Extracted entries =
>>

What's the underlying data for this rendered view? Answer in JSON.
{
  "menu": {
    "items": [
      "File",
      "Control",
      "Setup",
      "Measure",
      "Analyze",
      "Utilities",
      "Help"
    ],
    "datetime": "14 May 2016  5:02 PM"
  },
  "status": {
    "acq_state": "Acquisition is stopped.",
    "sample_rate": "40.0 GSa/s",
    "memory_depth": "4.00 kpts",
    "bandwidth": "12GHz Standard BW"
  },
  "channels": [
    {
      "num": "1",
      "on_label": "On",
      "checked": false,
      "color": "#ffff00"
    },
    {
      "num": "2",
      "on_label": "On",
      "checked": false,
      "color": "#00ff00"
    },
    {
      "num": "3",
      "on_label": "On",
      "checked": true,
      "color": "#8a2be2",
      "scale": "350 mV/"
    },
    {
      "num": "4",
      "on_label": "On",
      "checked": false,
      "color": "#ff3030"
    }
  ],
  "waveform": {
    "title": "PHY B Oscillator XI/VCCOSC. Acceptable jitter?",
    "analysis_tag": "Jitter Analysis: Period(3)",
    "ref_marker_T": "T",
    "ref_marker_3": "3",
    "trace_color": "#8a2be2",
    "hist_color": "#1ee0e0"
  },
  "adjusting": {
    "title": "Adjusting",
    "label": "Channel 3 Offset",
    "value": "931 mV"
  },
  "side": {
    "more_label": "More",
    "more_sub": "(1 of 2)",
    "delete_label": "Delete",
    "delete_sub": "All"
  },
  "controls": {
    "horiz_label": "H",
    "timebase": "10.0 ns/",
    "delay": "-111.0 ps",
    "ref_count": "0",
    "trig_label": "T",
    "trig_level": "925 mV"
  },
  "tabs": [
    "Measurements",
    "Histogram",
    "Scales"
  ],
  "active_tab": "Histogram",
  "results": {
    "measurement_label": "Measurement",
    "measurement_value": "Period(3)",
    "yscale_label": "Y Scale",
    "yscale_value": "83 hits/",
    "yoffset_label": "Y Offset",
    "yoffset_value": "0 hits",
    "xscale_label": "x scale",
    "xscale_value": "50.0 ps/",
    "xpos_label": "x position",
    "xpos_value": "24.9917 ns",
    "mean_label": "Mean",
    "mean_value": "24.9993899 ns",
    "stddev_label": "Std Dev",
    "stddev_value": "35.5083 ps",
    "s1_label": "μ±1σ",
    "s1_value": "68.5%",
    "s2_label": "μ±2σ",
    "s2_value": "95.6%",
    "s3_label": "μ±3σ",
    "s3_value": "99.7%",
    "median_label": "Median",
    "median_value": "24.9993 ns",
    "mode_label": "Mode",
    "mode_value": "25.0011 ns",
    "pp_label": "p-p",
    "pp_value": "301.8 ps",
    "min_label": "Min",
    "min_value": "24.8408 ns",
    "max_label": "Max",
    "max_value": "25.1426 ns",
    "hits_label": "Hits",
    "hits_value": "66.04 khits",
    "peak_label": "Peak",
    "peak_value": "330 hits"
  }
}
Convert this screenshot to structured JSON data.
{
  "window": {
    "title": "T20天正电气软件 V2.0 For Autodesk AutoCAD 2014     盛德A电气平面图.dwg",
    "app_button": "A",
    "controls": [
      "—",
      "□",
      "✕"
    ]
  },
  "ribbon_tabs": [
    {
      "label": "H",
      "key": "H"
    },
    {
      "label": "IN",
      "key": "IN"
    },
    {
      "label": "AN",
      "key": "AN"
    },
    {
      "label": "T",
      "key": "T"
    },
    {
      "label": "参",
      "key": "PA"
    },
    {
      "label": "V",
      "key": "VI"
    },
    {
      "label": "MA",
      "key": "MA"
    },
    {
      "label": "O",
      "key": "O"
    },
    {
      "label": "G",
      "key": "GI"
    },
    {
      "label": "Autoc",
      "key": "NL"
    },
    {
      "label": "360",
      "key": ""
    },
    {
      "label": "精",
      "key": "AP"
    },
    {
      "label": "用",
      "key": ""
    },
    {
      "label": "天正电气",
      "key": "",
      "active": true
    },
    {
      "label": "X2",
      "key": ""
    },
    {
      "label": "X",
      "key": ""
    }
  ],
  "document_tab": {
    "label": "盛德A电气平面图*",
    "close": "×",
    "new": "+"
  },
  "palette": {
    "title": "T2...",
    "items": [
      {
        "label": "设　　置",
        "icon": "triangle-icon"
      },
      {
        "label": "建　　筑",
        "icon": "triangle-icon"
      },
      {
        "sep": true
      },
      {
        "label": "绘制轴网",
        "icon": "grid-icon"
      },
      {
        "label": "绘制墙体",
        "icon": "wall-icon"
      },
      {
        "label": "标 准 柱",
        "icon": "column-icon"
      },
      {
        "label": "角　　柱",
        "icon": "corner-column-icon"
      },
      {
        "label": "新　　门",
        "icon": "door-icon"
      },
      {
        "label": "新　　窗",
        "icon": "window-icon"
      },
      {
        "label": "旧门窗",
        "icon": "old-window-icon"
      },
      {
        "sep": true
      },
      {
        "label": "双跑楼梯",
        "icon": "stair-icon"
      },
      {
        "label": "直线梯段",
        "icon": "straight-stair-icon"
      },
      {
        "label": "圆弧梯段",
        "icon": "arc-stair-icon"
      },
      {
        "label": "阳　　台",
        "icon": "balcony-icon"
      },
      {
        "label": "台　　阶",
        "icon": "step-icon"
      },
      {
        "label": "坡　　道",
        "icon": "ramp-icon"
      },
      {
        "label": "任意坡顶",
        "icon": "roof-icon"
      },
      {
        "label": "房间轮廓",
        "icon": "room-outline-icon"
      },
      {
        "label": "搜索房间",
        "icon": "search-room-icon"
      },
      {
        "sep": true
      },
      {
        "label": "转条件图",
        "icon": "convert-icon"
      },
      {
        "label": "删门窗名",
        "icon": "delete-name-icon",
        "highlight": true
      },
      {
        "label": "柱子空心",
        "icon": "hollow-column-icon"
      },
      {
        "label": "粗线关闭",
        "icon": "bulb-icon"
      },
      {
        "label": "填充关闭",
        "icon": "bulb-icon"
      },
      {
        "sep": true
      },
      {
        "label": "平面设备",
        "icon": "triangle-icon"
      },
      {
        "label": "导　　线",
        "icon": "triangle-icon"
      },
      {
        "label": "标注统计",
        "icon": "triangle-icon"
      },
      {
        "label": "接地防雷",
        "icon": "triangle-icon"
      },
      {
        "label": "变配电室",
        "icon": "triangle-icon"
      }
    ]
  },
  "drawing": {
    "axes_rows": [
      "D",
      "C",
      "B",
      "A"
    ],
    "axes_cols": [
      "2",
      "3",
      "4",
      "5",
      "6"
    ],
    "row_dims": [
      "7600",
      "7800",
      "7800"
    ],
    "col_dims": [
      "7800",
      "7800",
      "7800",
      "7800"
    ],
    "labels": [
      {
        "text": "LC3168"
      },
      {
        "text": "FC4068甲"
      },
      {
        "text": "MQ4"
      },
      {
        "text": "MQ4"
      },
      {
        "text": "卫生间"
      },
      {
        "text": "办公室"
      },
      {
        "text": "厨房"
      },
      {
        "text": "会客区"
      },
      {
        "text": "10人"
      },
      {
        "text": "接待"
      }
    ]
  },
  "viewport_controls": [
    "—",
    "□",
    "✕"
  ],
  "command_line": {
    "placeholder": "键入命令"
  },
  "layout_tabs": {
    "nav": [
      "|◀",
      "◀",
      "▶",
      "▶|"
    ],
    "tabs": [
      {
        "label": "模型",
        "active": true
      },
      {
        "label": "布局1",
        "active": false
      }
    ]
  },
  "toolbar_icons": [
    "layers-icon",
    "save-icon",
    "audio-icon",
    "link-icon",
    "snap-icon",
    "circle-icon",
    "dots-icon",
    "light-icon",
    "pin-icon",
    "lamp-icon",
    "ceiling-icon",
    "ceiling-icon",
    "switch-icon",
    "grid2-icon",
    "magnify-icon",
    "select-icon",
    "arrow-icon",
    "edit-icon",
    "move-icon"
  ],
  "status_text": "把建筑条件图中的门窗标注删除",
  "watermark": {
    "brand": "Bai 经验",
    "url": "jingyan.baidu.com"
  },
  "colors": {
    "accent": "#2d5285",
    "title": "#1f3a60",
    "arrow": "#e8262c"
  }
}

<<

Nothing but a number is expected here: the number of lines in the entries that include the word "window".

Answer space = 3